MANAGING THE MONEY:
Mutual-fund fee wars to rage on. The days when investors would pay a high fee for a star manager without questioning that expense are long gone, says Morningstar’s John Rekenthaler. Writing on the research company’s website, he observes how Vanguard has blitzed the exchange-traded fund marketplace just as it previously blitzed the mutual-fund market, and the only viable response from competitors has been to follow Vanguard’s example and cut fees.
Little things matter in a divorce. How detailed does the division of assets get in a divorce? Among the calculations are “the value of a client’s frequent-flier miles or corporate perks,” Financial Planning says. These are “likely to be lost to one spouse when divorced. A fair split will find a way to compensate for that loss.” Advisers who specialize in this area note the importance of being thorough. “You get one bite at the apple,” says one, Lili Vasileff in Greenwich, Conn. “You had better get it right.”
Look for a niche inside a niche. When advisers decide to specialize, they often don’t go far enough. “Think beyond the idea of a `target market.’ Get laser specific,” recommends Ray Sclafani of Clientwise. “Locate a niche within that target market, and then within that niche look for an ideal client profile,” he writes on Wealth Adviser at WSJ.com. One example he gives: an adviser who works specifically with spouses who lost their partners to brain cancer.
A fee structure based on total wealth. More investment advisers should charge their fees based on total wealth under advisement rather than just on assets under management, says Thomas Nally, president of TD Ameritrade Institutional. Advisers could then charge a lower basis-point number, like that charged by “some of these robo-advisers, but provide much more services,” he told InvestmentNews. He suggested fixed assets like a home or business could be included in that wealth, for services such as tax and estate strategies.

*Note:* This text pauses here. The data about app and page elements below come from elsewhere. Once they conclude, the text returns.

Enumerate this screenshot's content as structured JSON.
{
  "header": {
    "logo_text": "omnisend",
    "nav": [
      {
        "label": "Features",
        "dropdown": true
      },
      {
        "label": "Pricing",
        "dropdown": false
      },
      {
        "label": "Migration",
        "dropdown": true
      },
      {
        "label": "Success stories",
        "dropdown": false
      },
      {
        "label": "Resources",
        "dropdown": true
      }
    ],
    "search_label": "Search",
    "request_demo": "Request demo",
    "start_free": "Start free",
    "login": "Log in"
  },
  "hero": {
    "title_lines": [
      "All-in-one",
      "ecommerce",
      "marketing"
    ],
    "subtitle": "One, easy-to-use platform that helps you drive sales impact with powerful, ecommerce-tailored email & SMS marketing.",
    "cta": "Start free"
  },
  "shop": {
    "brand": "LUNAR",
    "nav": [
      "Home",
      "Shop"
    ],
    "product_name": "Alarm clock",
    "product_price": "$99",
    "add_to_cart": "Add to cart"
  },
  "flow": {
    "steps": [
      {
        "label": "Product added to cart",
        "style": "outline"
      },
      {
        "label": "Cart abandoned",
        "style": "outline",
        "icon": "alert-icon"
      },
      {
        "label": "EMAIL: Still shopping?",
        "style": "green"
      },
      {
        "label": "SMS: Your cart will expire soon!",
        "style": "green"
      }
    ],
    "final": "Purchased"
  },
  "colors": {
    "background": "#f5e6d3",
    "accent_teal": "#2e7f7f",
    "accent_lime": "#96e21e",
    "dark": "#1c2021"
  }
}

New BrokerCheck-link plan criticized. In response to industry complaints, the Financial Industry Regulatory Authority revised its proposal to make advisers put links to BrokerCheck on their websites. Now at least one industry group is unhappy with the new plan, InvestmentNews reports. “Firms will incur significant costs and operational burdens,” says the Financial Services Institute, which represents independent brokers.
Is Wells Fargo trying to do too much? With a host of wealth-management operations, Wells Fargo “is attempting to be all things to all people,” says AdvisorHUB’s Andrew Parish. Writing on WealthManagement.com, he notes its ownership of a full-service brokerage, an independent broker network and a bank-based brokerage. “Wells Fargo has a well-deserved reputation as a national bank with a sterling brand name,” Mr. Parish says. “Why all the fuss with multiple platforms that seem to contradict one another?”
ALSO OF ADVISER INTEREST:
Wheel of Fortune turns for an adviser. It took two auditions for Florida-based adviser Ted Hoornstra to make it onto television’s “Wheel of Fortune” game show. But he made just $1,000 on his investment in time, winning the first toss-up puzzle, solving the Madonna song “Papa Don’t Preach,” reports the Tampa Bay Business Journal. He was shut out after that and finished in third place.